Swimming in the Blue Lagoon in Iceland and the Dead Sea and standing in the River of Jordan make for an eventful life, but he says there were some dangerous times he experienced. “I was in Athens, Greece, when terrorists were clearing out all of the clubs and I had my bus tires shot out,” he said. Then there was a time in Jordan where he was almost killed for showing locals a magic trick which required the Jordanian dollar to be ripped in half. Even after magically restoring the dollar, Moore still had to escape the town. “There are places I’d read about in books but when you stand there and actually see it, it’s absolutely amazing,” he said.

One of Moore’s passions is helping others. He’s given prostheses and wheel chairs to those who needed them. He said he’s been so fortunate with his talent that he was able to give something back to those in need. He was performing in Europe during the Iraq war for families who had recently lost a loved one. Smiling children came to see him after the show. The mothers told him they were so thankful that he could bring smiles to their children’s faces. “I still have a pencil a child gave me to thank me that night,” he said.

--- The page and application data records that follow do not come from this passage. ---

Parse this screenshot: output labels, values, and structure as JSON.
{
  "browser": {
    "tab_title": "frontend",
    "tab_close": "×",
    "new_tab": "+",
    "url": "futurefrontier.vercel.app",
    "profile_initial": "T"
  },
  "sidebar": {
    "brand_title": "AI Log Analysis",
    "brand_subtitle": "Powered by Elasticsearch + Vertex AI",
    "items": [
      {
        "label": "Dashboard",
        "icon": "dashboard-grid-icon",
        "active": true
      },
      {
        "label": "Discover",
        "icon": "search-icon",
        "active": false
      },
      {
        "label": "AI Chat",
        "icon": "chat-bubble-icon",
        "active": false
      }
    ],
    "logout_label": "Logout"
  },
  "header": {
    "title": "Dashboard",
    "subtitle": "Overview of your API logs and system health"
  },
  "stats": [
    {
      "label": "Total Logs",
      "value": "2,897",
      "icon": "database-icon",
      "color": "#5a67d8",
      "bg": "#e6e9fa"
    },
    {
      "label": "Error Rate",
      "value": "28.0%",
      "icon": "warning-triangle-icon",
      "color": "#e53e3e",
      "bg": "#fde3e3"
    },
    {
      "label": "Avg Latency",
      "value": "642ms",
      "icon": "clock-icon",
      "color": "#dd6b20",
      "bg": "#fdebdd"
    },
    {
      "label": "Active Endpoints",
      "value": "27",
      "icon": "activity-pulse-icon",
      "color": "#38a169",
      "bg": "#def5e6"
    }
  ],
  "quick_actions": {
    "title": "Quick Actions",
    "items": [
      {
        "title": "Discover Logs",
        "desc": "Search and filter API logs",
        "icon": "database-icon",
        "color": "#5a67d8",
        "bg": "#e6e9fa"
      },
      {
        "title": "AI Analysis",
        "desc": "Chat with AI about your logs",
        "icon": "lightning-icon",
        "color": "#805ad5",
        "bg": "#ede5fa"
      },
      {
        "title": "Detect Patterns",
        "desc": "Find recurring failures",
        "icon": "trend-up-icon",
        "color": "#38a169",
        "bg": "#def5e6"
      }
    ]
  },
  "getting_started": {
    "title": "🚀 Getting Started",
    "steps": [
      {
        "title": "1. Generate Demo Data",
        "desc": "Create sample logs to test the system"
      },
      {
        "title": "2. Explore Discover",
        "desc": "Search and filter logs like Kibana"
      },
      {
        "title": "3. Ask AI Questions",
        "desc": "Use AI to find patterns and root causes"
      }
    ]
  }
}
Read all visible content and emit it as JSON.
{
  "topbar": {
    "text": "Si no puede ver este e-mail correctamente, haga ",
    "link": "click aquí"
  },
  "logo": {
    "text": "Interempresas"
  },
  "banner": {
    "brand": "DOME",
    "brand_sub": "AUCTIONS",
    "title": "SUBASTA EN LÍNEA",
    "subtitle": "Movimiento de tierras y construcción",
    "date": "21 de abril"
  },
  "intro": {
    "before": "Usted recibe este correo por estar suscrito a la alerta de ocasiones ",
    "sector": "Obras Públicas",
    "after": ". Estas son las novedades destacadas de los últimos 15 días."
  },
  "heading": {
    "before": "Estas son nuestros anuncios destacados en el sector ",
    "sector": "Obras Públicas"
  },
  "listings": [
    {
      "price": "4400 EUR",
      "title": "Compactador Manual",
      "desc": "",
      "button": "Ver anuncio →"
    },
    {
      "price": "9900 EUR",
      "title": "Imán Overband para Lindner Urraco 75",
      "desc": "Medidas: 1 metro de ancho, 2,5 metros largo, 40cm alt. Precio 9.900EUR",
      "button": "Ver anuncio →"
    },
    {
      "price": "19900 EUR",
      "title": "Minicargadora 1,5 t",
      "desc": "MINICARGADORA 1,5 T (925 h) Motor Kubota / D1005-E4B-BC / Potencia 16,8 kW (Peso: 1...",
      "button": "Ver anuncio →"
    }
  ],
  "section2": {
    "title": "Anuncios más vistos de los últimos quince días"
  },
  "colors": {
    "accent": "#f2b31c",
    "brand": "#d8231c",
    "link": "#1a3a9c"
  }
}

Moore is still motivated by his grandmother’s memory. And his purpose is still to fill the world with entertainment in his own special way. “You have to be different from all the other magicians out there and you don’t want to be like everyone else — you have to be yourself,” he said.

The Moore the Better

There’s nothing like being yourself when you’re stuck in a straight jacket suspended 175 feet above a concrete floor by two small cords — especially when the ropes are lit on fire and only minutes remain on the clock. Evidence of this escapade are proudly framed on a wall in Moore’s shop.

Mentalism, illusionism, street performing and escapology are all forms of magic that Moore likes. What he doesn’t like is seeing dangerous magic acts televised to impressionable viewers. As for walking on water, he laughed and said the only man who is able to do that is Jesus Christ.

Moore has worked with some large equipment that he stores in Nashville. He also had two tigers, Cleo and Leo, who worked with him in 1983 but he said they got too wild. His view of magic these days is fun-filled family entertainment. “I love when the audience can’t believe their eyes with something that’s so simple and so fun, not necessarily dangerous,” he said.

During the spring and summer, Moore performs shows on the main stage in the Events Plaza of The Village of Baytowne Wharf, as well as in his 40-seat theater in the back of his shop. During the season, he performs in the evening a few times a week at the Sandpiper Beacon in Panama City Beach. He performs at birthday parties, summer camps and private functions. His shop has magic kits for any beginner or professional, including a brand new version appropriate for all ages that just hit the market. Different tricks can be found in the shop as well. “My bag of tricks isn’t about anything but making people laugh or smile,” he said.